DW: The lines between middle-grade and YA seem to be becoming more and more blurred. To be honest, I thought that Beyond Belief was middle-grade but booksellers seem to be putting it in the 12+ category, I guess because of the themes and also Beyond Belief is YA in length, but then so is Harry Potter and that’s considered middle-grade.  I never think of my writing in terms of genre or readership age. I just write the story I want to tell. I don’t consider my work to be classic YA (even my novel, Letters to Leonardo) and I’d find classic YA hard because I don’t write romance well and I feel like I’m a bit out of touch with the language and lifestyle of older teens. I guess that’s one of the challenges of writing YA. In YA your main characters are the same age or older than your readers but middle grade allows you more flexibility. As long as your main character is a similar age to the reader, you can have other characters who are older or younger, like Daan and Momo in Beyond Belief.

LW: Tell me about your writing process. Are you a plotter or a pantser and what is your writing routine?

DW: I’m quite erratic when it comes to writing process. Different manuscripts seem to call for different methods and each one is like a new experiment, an opportunity to try different things and acquire skills and knowledge that will make my writing better. I used to plot a lot but then I found my narrative lost its spark so now I tend to do a mixture of both. I know what my story is about and roughly what’s going to happen in the end, but not necessarily how my character will arrive at this place. I like to let them guide the story. As their character emerges, what they do and how they react to things will drive what happens next in the story.

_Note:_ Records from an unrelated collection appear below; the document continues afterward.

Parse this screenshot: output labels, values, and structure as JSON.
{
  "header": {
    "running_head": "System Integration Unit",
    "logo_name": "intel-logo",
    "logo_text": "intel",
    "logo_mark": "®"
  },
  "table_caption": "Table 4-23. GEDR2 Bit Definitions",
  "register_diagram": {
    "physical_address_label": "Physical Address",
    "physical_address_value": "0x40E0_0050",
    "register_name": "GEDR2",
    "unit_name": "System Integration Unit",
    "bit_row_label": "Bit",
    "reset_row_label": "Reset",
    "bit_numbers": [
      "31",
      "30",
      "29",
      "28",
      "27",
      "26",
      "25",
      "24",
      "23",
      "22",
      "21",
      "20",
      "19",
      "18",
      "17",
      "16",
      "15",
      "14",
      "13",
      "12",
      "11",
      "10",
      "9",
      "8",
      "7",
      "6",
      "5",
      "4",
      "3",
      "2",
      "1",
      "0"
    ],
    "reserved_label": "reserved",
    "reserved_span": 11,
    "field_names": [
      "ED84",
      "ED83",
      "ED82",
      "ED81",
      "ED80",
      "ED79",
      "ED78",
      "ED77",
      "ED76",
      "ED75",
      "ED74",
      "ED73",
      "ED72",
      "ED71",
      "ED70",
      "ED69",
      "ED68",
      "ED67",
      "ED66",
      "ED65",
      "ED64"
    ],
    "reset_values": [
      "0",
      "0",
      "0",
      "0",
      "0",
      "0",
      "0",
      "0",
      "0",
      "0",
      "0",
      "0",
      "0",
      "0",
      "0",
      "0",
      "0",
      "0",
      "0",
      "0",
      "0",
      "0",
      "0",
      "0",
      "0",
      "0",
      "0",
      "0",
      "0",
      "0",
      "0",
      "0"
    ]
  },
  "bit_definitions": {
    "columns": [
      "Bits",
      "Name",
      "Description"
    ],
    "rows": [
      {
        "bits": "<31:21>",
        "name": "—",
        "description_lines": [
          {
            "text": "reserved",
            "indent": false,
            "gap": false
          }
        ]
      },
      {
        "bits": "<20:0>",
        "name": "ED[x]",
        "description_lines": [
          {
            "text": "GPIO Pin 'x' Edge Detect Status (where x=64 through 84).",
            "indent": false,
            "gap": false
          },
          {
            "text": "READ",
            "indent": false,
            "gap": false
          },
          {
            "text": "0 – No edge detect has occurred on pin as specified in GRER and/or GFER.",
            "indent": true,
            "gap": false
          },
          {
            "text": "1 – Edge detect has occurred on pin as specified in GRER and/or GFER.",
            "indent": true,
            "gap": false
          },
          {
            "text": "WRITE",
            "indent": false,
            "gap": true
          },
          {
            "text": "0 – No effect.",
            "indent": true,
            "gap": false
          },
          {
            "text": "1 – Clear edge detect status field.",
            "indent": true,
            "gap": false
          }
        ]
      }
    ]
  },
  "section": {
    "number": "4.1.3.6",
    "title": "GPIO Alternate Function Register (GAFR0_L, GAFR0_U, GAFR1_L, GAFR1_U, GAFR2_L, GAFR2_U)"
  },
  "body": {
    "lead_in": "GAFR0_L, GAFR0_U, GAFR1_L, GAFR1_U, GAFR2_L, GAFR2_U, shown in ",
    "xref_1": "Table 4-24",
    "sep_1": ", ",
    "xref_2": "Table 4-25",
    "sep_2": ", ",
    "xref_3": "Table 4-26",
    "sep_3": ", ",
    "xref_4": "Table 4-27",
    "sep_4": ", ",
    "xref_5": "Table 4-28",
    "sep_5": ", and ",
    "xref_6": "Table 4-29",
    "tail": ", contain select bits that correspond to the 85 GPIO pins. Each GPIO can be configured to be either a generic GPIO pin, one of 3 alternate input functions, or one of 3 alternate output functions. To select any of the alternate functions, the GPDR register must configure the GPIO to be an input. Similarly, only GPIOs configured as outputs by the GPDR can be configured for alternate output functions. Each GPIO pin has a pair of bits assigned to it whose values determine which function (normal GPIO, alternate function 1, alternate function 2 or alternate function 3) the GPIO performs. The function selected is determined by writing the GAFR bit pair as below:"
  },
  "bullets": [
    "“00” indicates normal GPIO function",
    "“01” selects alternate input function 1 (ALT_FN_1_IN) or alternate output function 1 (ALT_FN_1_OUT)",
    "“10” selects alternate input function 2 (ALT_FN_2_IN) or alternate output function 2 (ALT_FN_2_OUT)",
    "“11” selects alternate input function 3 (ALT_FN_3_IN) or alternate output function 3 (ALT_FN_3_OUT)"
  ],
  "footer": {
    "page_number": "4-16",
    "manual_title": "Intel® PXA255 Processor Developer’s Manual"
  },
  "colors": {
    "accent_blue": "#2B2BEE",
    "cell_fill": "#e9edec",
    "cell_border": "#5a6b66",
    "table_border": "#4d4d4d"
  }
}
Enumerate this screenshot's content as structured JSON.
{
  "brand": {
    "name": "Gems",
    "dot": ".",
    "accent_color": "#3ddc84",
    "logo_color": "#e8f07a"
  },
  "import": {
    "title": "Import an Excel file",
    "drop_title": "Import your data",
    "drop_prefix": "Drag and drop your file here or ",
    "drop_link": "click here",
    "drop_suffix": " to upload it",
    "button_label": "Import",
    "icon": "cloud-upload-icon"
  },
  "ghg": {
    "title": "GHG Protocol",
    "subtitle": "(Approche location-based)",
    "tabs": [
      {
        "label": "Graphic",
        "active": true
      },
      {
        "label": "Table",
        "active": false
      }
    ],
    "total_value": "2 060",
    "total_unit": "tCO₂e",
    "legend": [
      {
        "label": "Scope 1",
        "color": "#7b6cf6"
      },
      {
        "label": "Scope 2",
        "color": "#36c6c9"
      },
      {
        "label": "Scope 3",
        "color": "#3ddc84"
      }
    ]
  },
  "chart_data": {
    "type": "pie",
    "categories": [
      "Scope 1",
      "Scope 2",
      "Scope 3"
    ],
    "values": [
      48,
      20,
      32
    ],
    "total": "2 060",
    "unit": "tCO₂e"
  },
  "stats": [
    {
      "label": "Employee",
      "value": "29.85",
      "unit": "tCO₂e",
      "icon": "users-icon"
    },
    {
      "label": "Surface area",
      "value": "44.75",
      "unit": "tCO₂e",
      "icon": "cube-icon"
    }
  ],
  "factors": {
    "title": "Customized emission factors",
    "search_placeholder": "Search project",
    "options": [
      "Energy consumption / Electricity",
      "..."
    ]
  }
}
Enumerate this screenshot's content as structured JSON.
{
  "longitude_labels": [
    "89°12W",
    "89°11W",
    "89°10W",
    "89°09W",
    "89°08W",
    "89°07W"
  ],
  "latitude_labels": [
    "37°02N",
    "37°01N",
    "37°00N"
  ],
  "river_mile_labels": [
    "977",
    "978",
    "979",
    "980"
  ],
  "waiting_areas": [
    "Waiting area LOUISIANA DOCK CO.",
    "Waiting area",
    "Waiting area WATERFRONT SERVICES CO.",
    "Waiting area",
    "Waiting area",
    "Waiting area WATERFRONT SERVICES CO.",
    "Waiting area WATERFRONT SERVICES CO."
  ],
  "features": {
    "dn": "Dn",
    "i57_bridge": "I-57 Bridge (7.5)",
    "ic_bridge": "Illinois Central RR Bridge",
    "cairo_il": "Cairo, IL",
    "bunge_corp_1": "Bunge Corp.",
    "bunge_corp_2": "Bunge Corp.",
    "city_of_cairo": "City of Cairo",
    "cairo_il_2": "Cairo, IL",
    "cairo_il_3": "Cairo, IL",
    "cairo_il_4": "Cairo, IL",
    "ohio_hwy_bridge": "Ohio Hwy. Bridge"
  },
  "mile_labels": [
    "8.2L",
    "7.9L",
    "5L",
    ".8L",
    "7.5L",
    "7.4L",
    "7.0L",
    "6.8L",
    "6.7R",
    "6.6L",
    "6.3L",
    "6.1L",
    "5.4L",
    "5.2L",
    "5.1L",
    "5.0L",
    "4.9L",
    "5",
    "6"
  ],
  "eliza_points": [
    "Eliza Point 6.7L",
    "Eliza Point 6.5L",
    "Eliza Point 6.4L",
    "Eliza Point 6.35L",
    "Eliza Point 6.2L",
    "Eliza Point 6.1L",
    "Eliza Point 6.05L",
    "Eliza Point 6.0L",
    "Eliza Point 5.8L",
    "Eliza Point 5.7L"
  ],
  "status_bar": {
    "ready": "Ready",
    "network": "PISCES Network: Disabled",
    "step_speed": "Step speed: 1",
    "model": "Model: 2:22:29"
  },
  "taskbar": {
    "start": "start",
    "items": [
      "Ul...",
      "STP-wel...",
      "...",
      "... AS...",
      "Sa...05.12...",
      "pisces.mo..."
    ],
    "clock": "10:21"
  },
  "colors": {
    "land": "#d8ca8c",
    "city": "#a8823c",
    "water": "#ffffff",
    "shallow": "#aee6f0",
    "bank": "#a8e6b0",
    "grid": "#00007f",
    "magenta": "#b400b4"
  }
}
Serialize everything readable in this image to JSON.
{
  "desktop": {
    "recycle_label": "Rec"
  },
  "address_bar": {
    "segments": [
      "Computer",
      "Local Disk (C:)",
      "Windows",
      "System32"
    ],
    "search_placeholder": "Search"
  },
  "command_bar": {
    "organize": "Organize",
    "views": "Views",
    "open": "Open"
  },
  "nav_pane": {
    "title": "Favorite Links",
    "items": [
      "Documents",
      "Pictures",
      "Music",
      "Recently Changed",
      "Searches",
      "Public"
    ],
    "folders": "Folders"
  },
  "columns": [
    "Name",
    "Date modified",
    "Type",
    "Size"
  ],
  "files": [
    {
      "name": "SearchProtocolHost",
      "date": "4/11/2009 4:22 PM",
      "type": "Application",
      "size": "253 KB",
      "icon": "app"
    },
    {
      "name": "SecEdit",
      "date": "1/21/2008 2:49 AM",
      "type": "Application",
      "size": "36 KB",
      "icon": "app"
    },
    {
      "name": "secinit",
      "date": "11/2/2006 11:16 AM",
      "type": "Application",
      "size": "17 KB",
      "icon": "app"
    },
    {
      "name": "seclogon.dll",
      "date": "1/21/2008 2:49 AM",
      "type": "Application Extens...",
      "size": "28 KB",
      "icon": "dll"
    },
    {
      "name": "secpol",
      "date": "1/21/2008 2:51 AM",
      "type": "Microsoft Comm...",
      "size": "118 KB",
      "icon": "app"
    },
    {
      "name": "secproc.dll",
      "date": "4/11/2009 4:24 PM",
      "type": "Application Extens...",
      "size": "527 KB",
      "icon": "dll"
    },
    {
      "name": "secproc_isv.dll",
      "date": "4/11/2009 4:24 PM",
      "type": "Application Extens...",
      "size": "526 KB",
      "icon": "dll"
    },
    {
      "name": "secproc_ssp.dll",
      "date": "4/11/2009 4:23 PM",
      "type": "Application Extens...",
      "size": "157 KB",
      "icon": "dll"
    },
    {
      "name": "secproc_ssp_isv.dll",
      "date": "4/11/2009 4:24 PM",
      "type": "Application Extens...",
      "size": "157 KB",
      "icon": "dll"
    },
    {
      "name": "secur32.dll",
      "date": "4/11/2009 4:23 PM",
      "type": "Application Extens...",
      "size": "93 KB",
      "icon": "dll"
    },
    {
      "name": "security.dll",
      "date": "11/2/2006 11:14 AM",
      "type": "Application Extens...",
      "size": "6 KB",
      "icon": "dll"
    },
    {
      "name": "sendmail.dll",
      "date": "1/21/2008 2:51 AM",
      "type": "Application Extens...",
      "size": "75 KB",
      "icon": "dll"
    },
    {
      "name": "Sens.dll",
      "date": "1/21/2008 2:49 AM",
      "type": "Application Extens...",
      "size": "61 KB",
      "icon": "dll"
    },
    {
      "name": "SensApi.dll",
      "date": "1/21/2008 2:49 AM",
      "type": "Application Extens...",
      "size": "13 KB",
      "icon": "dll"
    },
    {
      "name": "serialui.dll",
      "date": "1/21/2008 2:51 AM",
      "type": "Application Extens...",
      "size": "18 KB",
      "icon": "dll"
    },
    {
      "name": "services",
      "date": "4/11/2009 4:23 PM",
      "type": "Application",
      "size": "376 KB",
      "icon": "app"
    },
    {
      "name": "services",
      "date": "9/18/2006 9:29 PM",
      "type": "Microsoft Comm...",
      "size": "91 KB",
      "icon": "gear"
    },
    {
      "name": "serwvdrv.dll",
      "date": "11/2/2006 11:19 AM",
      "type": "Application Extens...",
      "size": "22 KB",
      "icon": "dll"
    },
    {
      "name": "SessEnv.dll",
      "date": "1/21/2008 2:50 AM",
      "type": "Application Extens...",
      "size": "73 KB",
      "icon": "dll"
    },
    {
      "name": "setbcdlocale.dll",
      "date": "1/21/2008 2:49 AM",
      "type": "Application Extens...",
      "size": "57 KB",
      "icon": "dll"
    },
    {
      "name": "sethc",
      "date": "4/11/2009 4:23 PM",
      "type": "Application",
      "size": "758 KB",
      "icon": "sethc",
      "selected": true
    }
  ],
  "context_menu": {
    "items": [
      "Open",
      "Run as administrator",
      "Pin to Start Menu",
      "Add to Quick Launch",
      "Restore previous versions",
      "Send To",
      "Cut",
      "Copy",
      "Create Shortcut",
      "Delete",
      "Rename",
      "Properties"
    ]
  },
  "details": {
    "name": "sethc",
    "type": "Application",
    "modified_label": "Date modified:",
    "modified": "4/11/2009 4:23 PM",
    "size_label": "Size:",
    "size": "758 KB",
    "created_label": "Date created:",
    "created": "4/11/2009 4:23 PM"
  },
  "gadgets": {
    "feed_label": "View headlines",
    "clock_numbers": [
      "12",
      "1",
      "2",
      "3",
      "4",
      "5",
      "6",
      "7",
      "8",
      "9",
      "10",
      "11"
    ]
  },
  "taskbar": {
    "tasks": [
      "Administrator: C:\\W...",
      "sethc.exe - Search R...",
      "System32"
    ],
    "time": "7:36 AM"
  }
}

When my boys were small I used to get up at 5.00am so I’d have around an hour to write before my kids got up. That way I could focus on being a parent and still feel like I was a writer as well.

Nowadays I tend to treat writing like a day job and work to fairly standard hours. It’s easy to just keep writing and write all day every day, but I’m trying to get balance in my life so I take weekends off and read at night. It can be hard to write when you’re the parent of young children or have a day job, but even if you can snatch just ten minutes a day it will still make you feel like you’re a writer and keep you motivated. Even when I’m under time and other pressures, I always try to keep my writing fun.

LW: Can you give us a sneaky preview of what you’re working on next?

DW: Eddy Popcorn’s Guide to Parent Training, my illustrated MG (Ben Johnston’s pics are hilarious) comes out with Scholastic Australia on 1 May and I’m currently working on the follow up, Eddy Popcorn’s Guide to Teacher Taming, which will be out next year. I’m also researching a couple of historical fiction works and a paranormal thriller screen play.

DW: Thanks so much Lisa, for inviting me to visit your blog.

You can find Dee online at:

Website, Twitter, Facebook

And buy ‘Beyond Belief’ at a range of booksellers, including:

Booktopia, and Angus and Robertson